What to do: Omit the pictures, then write out every entry exactly as it reads.

- Opening Delimiter -

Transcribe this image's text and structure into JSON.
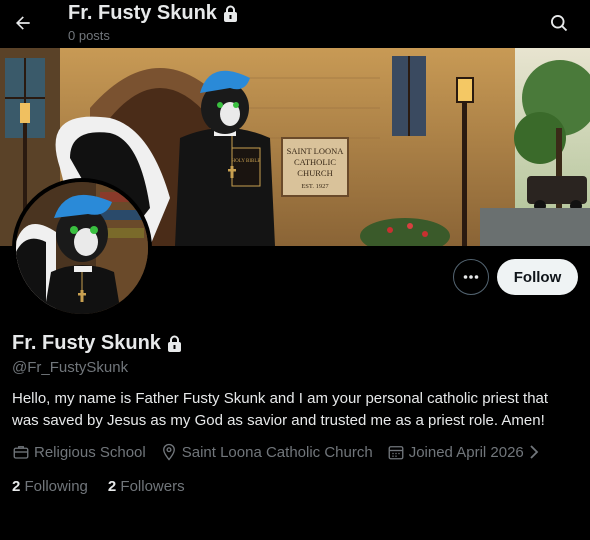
{
  "header": {
    "title": "Fr. Fusty Skunk",
    "subtitle": "0 posts"
  },
  "banner": {
    "sign_line1": "SAINT LOONA",
    "sign_line2": "CATHOLIC",
    "sign_line3": "CHURCH",
    "sign_line4": "EST. 1927",
    "book_label": "HOLY BIBLE"
  },
  "actions": {
    "follow_label": "Follow"
  },
  "profile": {
    "name": "Fr. Fusty Skunk",
    "handle": "@Fr_FustySkunk",
    "bio": "Hello, my name is Father Fusty Skunk and I am your personal catholic priest that was saved by Jesus as my God as savior and trusted me as a priest role. Amen!",
    "category": "Religious School",
    "location": "Saint Loona Catholic Church",
    "joined": "Joined April 2026"
  },
  "stats": {
    "following_count": "2",
    "following_label": "Following",
    "followers_count": "2",
    "followers_label": "Followers"
  },
  "colors": {
    "background": "#000000",
    "text": "#e7e9ea",
    "muted": "#71767b",
    "follow_bg": "#eff3f4"
  }
}
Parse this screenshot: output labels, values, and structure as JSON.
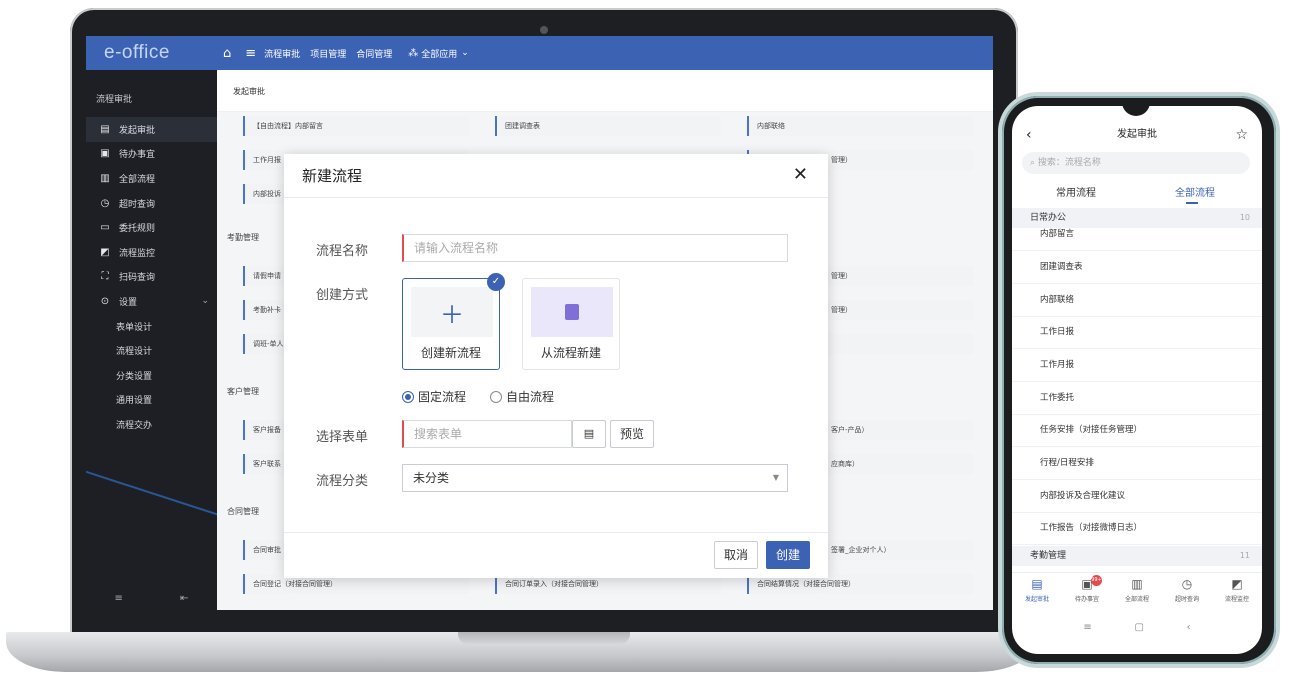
{
  "laptop": {
    "topbar": {
      "logo": "e-office",
      "items": [
        "流程审批",
        "项目管理",
        "合同管理",
        "全部应用"
      ]
    },
    "sidebar": {
      "title": "流程审批",
      "items": [
        {
          "label": "发起审批",
          "icon": "edit-icon"
        },
        {
          "label": "待办事宜",
          "icon": "todo-icon"
        },
        {
          "label": "全部流程",
          "icon": "list-icon"
        },
        {
          "label": "超时查询",
          "icon": "clock-search-icon"
        },
        {
          "label": "委托规则",
          "icon": "delegate-icon"
        },
        {
          "label": "流程监控",
          "icon": "monitor-icon"
        },
        {
          "label": "扫码查询",
          "icon": "scan-icon"
        },
        {
          "label": "设置",
          "icon": "settings-icon"
        }
      ],
      "sub_items": [
        "表单设计",
        "流程设计",
        "分类设置",
        "通用设置",
        "流程交办"
      ]
    },
    "main": {
      "breadcrumb": "发起审批",
      "sections": [
        "考勤管理",
        "客户管理",
        "合同管理"
      ],
      "flows": {
        "r1": [
          "【自由流程】内部留言",
          "团建调查表",
          "内部联络"
        ],
        "r2": [
          "工作月报",
          "管理）"
        ],
        "r3": [
          "内部投诉"
        ],
        "att1": [
          "请假申请",
          "管理）"
        ],
        "att2": [
          "考勤补卡",
          "管理）"
        ],
        "att3": [
          "调班-单人"
        ],
        "cus1": [
          "客户报备",
          "客户-产品）"
        ],
        "cus2": [
          "客户联系",
          "应商库）"
        ],
        "con1": [
          "合同审批",
          "签署_企业对个人）"
        ],
        "con2": [
          "合同登记（对接合同管理）",
          "合同订单录入（对接合同管理）",
          "合同结算情况（对接合同管理）"
        ]
      }
    },
    "dialog": {
      "title": "新建流程",
      "name_label": "流程名称",
      "name_placeholder": "请输入流程名称",
      "method_label": "创建方式",
      "option_new": "创建新流程",
      "option_copy": "从流程新建",
      "radio_fixed": "固定流程",
      "radio_free": "自由流程",
      "form_label": "选择表单",
      "form_placeholder": "搜索表单",
      "preview": "预览",
      "category_label": "流程分类",
      "category_value": "未分类",
      "cancel": "取消",
      "create": "创建"
    }
  },
  "phone": {
    "title": "发起审批",
    "search_placeholder": "搜索：流程名称",
    "tabs": [
      "常用流程",
      "全部流程"
    ],
    "groups": [
      {
        "name": "日常办公",
        "count": "10"
      },
      {
        "name": "考勤管理",
        "count": "11"
      }
    ],
    "items": [
      "内部留言",
      "团建调查表",
      "内部联络",
      "工作日报",
      "工作月报",
      "工作委托",
      "任务安排（对接任务管理）",
      "行程/日程安排",
      "内部投诉及合理化建议",
      "工作报告（对接微博日志）"
    ],
    "nav": [
      {
        "label": "发起审批",
        "icon": "edit-icon"
      },
      {
        "label": "待办事宜",
        "icon": "todo-icon",
        "badge": "99+"
      },
      {
        "label": "全部流程",
        "icon": "list-icon"
      },
      {
        "label": "超时查询",
        "icon": "clock-search-icon"
      },
      {
        "label": "流程监控",
        "icon": "monitor-icon"
      }
    ]
  },
  "colors": {
    "brand": "#3c62b4",
    "sidebar_bg": "#1d1f24",
    "required": "#e34c4c"
  }
}
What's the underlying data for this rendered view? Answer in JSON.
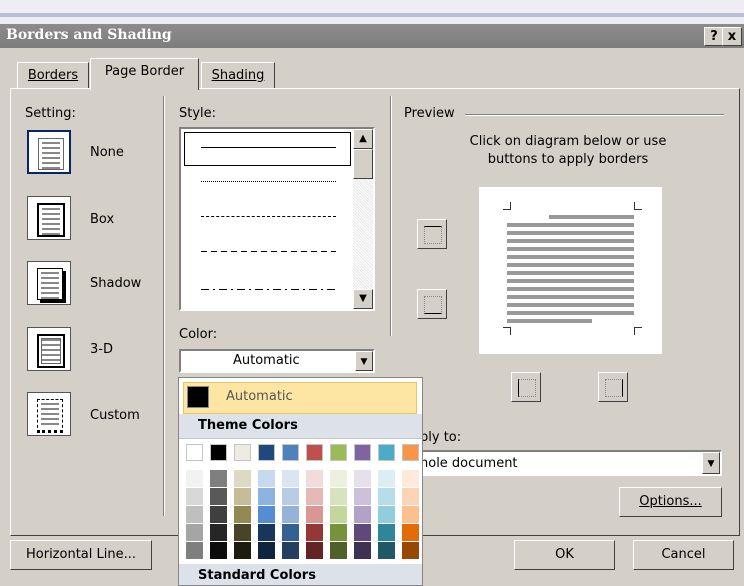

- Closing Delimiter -

Response area:
Transcribe this image's text and structure into JSON.
{
  "header": {
    "title": "Fr. Fusty Skunk",
    "subtitle": "0 posts"
  },
  "banner": {
    "sign_line1": "SAINT LOONA",
    "sign_line2": "CATHOLIC",
    "sign_line3": "CHURCH",
    "sign_line4": "EST. 1927",
    "book_label": "HOLY BIBLE"
  },
  "actions": {
    "follow_label": "Follow"
  },
  "profile": {
    "name": "Fr. Fusty Skunk",
    "handle": "@Fr_FustySkunk",
    "bio": "Hello, my name is Father Fusty Skunk and I am your personal catholic priest that was saved by Jesus as my God as savior and trusted me as a priest role. Amen!",
    "category": "Religious School",
    "location": "Saint Loona Catholic Church",
    "joined": "Joined April 2026"
  },
  "stats": {
    "following_count": "2",
    "following_label": "Following",
    "followers_count": "2",
    "followers_label": "Followers"
  },
  "colors": {
    "background": "#000000",
    "text": "#e7e9ea",
    "muted": "#71767b",
    "follow_bg": "#eff3f4"
  }
}
Parse this screenshot: output labels, values, and structure as JSON.
{
  "laptop": {
    "topbar": {
      "logo": "e-office",
      "items": [
        "流程审批",
        "项目管理",
        "合同管理",
        "全部应用"
      ]
    },
    "sidebar": {
      "title": "流程审批",
      "items": [
        {
          "label": "发起审批",
          "icon": "edit-icon"
        },
        {
          "label": "待办事宜",
          "icon": "todo-icon"
        },
        {
          "label": "全部流程",
          "icon": "list-icon"
        },
        {
          "label": "超时查询",
          "icon": "clock-search-icon"
        },
        {
          "label": "委托规则",
          "icon": "delegate-icon"
        },
        {
          "label": "流程监控",
          "icon": "monitor-icon"
        },
        {
          "label": "扫码查询",
          "icon": "scan-icon"
        },
        {
          "label": "设置",
          "icon": "settings-icon"
        }
      ],
      "sub_items": [
        "表单设计",
        "流程设计",
        "分类设置",
        "通用设置",
        "流程交办"
      ]
    },
    "main": {
      "breadcrumb": "发起审批",
      "sections": [
        "考勤管理",
        "客户管理",
        "合同管理"
      ],
      "flows": {
        "r1": [
          "【自由流程】内部留言",
          "团建调查表",
          "内部联络"
        ],
        "r2": [
          "工作月报",
          "管理）"
        ],
        "r3": [
          "内部投诉"
        ],
        "att1": [
          "请假申请",
          "管理）"
        ],
        "att2": [
          "考勤补卡",
          "管理）"
        ],
        "att3": [
          "调班-单人"
        ],
        "cus1": [
          "客户报备",
          "客户-产品）"
        ],
        "cus2": [
          "客户联系",
          "应商库）"
        ],
        "con1": [
          "合同审批",
          "签署_企业对个人）"
        ],
        "con2": [
          "合同登记（对接合同管理）",
          "合同订单录入（对接合同管理）",
          "合同结算情况（对接合同管理）"
        ]
      }
    },
    "dialog": {
      "title": "新建流程",
      "name_label": "流程名称",
      "name_placeholder": "请输入流程名称",
      "method_label": "创建方式",
      "option_new": "创建新流程",
      "option_copy": "从流程新建",
      "radio_fixed": "固定流程",
      "radio_free": "自由流程",
      "form_label": "选择表单",
      "form_placeholder": "搜索表单",
      "preview": "预览",
      "category_label": "流程分类",
      "category_value": "未分类",
      "cancel": "取消",
      "create": "创建"
    }
  },
  "phone": {
    "title": "发起审批",
    "search_placeholder": "搜索：流程名称",
    "tabs": [
      "常用流程",
      "全部流程"
    ],
    "groups": [
      {
        "name": "日常办公",
        "count": "10"
      },
      {
        "name": "考勤管理",
        "count": "11"
      }
    ],
    "items": [
      "内部留言",
      "团建调查表",
      "内部联络",
      "工作日报",
      "工作月报",
      "工作委托",
      "任务安排（对接任务管理）",
      "行程/日程安排",
      "内部投诉及合理化建议",
      "工作报告（对接微博日志）"
    ],
    "nav": [
      {
        "label": "发起审批",
        "icon": "edit-icon"
      },
      {
        "label": "待办事宜",
        "icon": "todo-icon",
        "badge": "99+"
      },
      {
        "label": "全部流程",
        "icon": "list-icon"
      },
      {
        "label": "超时查询",
        "icon": "clock-search-icon"
      },
      {
        "label": "流程监控",
        "icon": "monitor-icon"
      }
    ]
  },
  "colors": {
    "brand": "#3c62b4",
    "sidebar_bg": "#1d1f24",
    "required": "#e34c4c"
  }
}
What's the underlying data for this rendered view? Answer in JSON.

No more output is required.